Step 8: Start on the Metal Frame.

The first thing you should do before welding is clean up all the saw dust.

I laid out all the metal on the flattest part of the floor. I held things in place with clamps and 90 degree magnets, check for square tack welded the frame in place check for square then finished up the welds. I then cleaned up the welds with a grinder. Next I placed the next side of the frame on top to ensure the same dimension and welded it up like I did the first. Next I connected the two frames together with the short pieces. This last step is a little tricky since I prefer to weld it all together with the frame standing. Welding the frame this way means I don't get an rock or wobble in the frame. This method does however require a lot of clamps and angle magnets and works well if you clamp one of the frames against a work bench. I checked for level and square over and over again. tack welded everything in place rechecked for level and square then finished the weld.

I generally use scrap wood pieces to make sure the edges are not only square but flush. I also find it good to put the shop vac on blow and clamp it nearby to ventilate the weld smoke. Just run the vac for a while to get any wood dust out of the system.

Once the frame was in place I tested the frame for strength by sitting on it since that slab is heavy! Then I asked the wife to join me on the frame. It's plenty strong. Not bad second time welding... Also note I welded the cross beams not at the sides but slightly in from the sides. I believe this adds to the floating effect.

Step 9: Paint and Drill Holes for Risers

Next I went over the frame with some hammerite paint. I like this paint for it's hard wearing quality, the trick is to really slap it on thick. I then drilled a few holes for the risers which are just bolts. I drilled the riser holes away from the front of the frame so you don't immediately see them when the slab is on top. Always use lubricant when drilling on metal otherwise you'll loose the temper (soften) the drill bit. I then made a thread for the bolt with a screw thread tap. To tap a thread you wind 180 degrees clockwise, wind back 90 degrees to break of the filament then repeat until done. Once the holes were completely threaded I screwed in a bolt with a washer and a nut until the bolt touched the bottom of the of the steel. The idea is these bolts act as risers, but we dont want the structure held up by 1.6mm (1/16 of an inch) of steel thread so the bolt is tightened onto the washer to distribute the weight. More about the bolts next.

Step 10: Adjust the Risers

With the bolts tightened all the way down I place the slab on the frame. The slab should sit on at least three bolts. I wound the bolts upwards to make the slab level and that so all the board was stabilised by all 5 risers. The trick here is to doing this right designate at least one bolt as "locked in position" otherwise you end up going around in circles. Next I marked where all the bolts contacted the wood, took the slab of and drilled a small recess for the bolts to rest in. I then replaced the slab on top and tightened the nuts down against the frame.

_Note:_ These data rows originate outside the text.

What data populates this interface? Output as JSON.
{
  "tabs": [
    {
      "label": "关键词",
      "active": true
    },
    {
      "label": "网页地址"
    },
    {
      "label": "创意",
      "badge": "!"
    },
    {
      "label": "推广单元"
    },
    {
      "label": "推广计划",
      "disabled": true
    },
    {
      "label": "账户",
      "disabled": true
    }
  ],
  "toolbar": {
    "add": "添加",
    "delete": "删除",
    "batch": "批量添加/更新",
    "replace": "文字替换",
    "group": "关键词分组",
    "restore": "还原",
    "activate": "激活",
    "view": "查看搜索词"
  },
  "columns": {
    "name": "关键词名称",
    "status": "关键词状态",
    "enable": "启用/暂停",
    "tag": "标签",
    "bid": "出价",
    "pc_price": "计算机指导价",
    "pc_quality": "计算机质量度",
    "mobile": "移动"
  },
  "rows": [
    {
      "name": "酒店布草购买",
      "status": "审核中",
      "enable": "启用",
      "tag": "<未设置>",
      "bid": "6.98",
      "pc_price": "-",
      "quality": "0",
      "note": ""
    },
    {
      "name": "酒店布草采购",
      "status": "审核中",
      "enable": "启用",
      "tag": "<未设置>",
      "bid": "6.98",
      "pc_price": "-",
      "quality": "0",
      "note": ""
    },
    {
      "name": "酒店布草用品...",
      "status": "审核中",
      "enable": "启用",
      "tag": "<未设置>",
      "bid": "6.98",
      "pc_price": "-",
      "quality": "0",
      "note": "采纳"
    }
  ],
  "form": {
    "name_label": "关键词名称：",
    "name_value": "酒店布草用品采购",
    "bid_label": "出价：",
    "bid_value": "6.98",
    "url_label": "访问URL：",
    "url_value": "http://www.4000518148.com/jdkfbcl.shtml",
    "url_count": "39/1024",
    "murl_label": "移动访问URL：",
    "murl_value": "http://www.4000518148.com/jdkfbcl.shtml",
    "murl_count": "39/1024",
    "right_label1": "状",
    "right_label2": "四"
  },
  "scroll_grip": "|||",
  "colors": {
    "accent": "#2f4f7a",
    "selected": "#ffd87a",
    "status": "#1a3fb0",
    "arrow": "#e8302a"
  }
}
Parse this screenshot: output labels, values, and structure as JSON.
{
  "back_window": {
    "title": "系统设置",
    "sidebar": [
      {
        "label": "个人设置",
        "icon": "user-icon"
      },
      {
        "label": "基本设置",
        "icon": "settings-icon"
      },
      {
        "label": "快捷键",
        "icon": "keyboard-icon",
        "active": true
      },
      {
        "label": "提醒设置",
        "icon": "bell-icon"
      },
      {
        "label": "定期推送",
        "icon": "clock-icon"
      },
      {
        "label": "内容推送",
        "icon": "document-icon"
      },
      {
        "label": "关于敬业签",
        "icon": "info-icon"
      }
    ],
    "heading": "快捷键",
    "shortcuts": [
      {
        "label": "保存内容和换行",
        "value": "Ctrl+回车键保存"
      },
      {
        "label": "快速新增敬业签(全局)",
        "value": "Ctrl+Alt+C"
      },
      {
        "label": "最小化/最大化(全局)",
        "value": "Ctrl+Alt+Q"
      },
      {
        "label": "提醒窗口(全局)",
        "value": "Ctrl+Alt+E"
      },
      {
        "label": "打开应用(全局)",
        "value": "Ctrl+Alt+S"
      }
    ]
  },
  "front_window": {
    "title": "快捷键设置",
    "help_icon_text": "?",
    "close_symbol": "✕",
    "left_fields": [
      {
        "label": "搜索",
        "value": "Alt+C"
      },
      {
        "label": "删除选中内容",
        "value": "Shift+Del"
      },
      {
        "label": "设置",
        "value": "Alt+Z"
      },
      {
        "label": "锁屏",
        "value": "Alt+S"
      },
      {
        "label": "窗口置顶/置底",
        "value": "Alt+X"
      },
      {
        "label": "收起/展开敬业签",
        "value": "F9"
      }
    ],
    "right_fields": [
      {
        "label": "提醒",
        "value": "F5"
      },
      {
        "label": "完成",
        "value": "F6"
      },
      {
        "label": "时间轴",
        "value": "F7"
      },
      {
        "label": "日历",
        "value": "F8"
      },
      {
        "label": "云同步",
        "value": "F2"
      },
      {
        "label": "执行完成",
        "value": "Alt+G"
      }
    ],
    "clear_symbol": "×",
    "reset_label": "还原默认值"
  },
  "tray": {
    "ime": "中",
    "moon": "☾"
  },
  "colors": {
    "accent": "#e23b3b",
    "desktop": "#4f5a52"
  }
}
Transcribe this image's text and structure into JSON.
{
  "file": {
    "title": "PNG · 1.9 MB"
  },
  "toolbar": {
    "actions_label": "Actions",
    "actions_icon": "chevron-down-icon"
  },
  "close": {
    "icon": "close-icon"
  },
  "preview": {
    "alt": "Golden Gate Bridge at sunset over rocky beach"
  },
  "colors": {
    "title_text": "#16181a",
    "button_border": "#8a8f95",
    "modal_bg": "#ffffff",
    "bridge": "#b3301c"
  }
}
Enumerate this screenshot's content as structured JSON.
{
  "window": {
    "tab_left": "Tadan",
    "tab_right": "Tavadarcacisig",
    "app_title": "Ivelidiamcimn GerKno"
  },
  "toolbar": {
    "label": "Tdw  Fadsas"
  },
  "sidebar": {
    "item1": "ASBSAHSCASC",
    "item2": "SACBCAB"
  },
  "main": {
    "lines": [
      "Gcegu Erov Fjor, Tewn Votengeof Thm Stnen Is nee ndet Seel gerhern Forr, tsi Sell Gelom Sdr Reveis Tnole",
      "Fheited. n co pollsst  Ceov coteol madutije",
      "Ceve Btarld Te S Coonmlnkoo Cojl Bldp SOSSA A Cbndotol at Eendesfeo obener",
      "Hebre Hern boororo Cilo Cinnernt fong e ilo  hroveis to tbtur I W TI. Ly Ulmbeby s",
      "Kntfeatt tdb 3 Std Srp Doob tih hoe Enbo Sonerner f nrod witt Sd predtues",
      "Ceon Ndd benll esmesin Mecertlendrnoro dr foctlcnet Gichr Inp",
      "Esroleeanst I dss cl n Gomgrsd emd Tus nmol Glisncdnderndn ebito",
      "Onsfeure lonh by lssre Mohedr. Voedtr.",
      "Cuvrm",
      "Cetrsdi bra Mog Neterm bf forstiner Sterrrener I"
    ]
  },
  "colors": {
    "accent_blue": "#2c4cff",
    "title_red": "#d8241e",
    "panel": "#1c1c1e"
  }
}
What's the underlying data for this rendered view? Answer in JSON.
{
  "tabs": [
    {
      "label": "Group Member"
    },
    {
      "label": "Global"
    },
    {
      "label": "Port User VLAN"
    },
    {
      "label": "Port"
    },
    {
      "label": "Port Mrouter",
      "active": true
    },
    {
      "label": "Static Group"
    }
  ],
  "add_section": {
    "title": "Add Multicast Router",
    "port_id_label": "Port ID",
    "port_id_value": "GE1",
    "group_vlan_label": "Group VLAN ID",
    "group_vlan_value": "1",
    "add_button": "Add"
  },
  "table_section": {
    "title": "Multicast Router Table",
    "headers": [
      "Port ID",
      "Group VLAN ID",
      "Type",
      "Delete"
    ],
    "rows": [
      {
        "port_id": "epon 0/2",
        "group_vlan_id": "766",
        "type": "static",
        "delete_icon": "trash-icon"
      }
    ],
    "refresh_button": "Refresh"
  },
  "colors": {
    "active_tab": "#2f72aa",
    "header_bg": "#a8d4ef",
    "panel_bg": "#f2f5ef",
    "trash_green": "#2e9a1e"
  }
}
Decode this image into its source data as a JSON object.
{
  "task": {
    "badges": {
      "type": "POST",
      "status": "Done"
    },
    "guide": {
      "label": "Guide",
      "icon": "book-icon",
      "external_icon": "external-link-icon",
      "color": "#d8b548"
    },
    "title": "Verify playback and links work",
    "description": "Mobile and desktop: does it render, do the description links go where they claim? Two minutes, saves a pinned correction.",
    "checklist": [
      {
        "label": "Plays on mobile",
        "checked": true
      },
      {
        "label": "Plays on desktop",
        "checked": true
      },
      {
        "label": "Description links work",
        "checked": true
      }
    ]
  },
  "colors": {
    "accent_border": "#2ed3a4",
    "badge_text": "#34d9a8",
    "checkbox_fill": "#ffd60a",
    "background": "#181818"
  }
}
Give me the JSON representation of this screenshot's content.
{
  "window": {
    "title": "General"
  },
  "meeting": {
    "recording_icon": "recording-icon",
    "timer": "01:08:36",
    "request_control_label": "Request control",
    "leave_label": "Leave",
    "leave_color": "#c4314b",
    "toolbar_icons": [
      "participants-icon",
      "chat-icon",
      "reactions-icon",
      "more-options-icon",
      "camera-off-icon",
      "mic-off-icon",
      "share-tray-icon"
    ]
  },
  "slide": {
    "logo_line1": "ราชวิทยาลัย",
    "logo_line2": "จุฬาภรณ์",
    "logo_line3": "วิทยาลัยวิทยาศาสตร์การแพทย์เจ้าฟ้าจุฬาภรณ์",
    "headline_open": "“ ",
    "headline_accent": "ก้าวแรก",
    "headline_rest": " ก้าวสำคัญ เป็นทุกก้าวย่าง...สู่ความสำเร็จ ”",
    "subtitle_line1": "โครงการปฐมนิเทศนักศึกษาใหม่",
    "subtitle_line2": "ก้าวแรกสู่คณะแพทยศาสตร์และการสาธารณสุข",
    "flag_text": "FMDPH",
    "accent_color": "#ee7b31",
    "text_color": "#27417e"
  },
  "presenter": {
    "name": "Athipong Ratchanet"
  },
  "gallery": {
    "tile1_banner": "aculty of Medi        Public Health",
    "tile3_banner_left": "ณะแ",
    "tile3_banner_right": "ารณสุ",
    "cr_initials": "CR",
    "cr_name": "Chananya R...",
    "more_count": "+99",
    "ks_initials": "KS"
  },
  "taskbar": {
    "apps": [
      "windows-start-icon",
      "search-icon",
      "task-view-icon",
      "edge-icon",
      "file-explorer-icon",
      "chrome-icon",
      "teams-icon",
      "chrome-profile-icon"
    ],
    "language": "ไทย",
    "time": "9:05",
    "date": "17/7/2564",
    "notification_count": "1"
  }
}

And we're done. I still need to touch up the paint and I've put in the furntiure guards on the bottom and the top of the frame. The top ones stand out a little and I need to paint those white. The slab doesn't slide around thanks to the recess holes I drilled and also allows for movement in the wood. I will, however, secure the slab with some steel cable given the frequency of earthquakes down here. All in all I'm very happy with how it came out. I'm only an amateur maker so I'd appreciate any future advice / critiques.

Step 11: Helpful Information

Jay Bates advice on flattening

Matthew Cremona's advice on butterlfy keys:

Welding a steel frame instructable by FabianG8:

Live edge slab instructable by ChrisReddy:

Also lookup instructable author Brian